A sweet but admittedly sentimental story, Strays feels like an abbreviated, YA version of last year’s The Mountaintop School for Dogs and Other Second Chances by Ellen Cooney. Both feature young women who need rescue – and find it by rescuing others; a strong animal welfare bent, including information about various forms of animal abuse (in Strays, this centers mainly on dog fighting); and questionable training practices (in this case, training a special needs dog in an uncontrolled, public area; what happened with Kite Boy comes as no surprise) that I’m *almost* willing to forgive in favor of the greater message.
Strays boasts an interesting and engaging story concept, but for me, that’s what it ultimately felt like: a concept. Both the plot and characters could use a little more fleshing out. I had trouble connecting with the characters, Iris especially – which is funny, because I’ve struggled with anger management issues myself. I thought I might see a little of my younger self in her, but not so much. Early Iris is a piece of work; and, while I understand that Caloyeras has to make her somewhat unlikeable so that there exists room for growth and redemption, Iris officially crossed the line for me when she fantasized about kicking Roman in his three remaining legs – for no reason other than that he’s disabled. Different.

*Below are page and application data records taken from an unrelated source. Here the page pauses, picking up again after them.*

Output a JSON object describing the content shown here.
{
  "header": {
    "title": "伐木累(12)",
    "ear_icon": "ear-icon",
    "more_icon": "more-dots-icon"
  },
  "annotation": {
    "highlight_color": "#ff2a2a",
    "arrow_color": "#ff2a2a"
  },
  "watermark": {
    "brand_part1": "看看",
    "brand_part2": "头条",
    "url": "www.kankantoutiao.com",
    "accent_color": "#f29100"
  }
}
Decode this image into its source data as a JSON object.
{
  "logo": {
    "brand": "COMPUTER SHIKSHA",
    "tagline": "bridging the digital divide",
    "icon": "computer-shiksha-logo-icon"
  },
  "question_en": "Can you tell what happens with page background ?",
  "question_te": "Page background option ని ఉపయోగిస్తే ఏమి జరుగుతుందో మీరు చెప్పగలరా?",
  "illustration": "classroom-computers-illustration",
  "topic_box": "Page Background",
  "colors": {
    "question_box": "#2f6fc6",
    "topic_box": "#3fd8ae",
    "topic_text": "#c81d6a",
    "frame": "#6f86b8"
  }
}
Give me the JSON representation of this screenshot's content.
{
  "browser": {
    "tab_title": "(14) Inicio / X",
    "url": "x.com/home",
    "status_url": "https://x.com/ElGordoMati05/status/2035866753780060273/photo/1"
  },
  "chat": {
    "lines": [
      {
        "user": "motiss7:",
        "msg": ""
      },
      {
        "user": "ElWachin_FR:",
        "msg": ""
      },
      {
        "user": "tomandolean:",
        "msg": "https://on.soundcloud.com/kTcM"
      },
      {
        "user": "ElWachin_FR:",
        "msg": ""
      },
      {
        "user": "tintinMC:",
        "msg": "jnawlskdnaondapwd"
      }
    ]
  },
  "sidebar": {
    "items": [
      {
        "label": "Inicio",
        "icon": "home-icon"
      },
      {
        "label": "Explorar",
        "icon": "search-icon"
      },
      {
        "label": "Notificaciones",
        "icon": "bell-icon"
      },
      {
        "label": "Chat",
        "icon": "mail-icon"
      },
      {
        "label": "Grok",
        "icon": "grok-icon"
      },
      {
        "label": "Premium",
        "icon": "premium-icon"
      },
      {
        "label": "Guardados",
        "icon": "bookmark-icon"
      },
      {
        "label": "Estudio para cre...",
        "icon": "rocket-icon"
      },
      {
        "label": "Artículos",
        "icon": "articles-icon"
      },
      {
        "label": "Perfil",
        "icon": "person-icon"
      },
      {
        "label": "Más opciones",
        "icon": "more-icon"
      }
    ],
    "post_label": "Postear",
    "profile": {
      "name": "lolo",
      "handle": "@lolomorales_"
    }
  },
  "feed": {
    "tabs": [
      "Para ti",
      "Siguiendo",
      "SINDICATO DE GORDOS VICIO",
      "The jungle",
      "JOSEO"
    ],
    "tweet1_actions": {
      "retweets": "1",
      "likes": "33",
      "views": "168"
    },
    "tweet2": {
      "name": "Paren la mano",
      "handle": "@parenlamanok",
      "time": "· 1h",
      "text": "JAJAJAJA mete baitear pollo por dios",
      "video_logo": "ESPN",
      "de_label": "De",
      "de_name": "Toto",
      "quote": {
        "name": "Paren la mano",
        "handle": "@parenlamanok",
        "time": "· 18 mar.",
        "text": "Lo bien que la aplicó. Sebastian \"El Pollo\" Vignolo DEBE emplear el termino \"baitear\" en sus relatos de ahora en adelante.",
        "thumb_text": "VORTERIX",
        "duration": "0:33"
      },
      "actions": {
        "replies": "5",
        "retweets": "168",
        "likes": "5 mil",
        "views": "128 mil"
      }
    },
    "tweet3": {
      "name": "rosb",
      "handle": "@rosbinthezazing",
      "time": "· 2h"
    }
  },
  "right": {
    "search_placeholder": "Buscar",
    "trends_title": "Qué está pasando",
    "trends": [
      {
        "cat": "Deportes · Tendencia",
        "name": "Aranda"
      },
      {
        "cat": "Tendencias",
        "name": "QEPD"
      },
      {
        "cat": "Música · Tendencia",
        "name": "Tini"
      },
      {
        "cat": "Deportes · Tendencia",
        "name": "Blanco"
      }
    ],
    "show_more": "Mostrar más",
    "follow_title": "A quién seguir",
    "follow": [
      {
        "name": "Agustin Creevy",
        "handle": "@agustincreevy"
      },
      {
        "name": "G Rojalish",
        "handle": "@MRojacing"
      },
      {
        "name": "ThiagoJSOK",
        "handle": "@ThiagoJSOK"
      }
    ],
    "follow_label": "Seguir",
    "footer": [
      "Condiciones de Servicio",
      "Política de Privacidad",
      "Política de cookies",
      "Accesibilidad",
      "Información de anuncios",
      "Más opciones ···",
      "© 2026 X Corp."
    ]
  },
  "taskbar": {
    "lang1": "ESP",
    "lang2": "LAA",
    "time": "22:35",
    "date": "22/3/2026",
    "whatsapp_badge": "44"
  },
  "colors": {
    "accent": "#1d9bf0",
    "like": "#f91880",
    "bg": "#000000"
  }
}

I also felt like the resolution with Iris’s dad was way too pat. If a parent screwed me like that, I’d be moving in with Talbot and talking emancipation. Or at least threatening it.
My gut instinct is to give Strays three stars, but Caloyeras nabbed me in the end, when Iris connected the dogs on her leash to the food on her plate and decided to go vegetarian. The scene with the pleather collar was pretty nifty too.
Instead I’ll go with 3.5 stars, rounded down to 3 where necessary. All in all, it’s not a bad way to spend a summer afternoon.
(It’s also entirely possible that this wasn’t the right book for me, right at this moment. The day after I started it, I got some bad news about my eldest dog Peedee, who’s been fighting lung cancer for the past fourteen months. Subsequently, I read the bulk of the book with no small amount of trepidation at what might come next. And while heavily distracted. So, grain of salt.)
Comments (May contain spoilers!)
Diversity: Aside from general juvenile delinquency (Iris is in trouble for assaulting a teacher; Talbot totaled her car while driving drunk), none that I recall.
Animal-friendly elements: Yes. After she’s sentenced to six weeks of community service at Ruff Rehabilitation, Iris overcomes her fear of dogs and helps save the life of Roman, a tripod pit bull who was abused and exploited in an animal fighting ring for many years. Happily, she expands her circle of compassion to include other nonhumans as well; by story’s end, she realizes that she stopped eating meat since working with the dogs, and pledges to go vegetarian. There’s even a neat scene in which she buys Roman a graduation gift – a collar etched with the words “I am loved” – and she notes with some surprise that it’s made of pleather.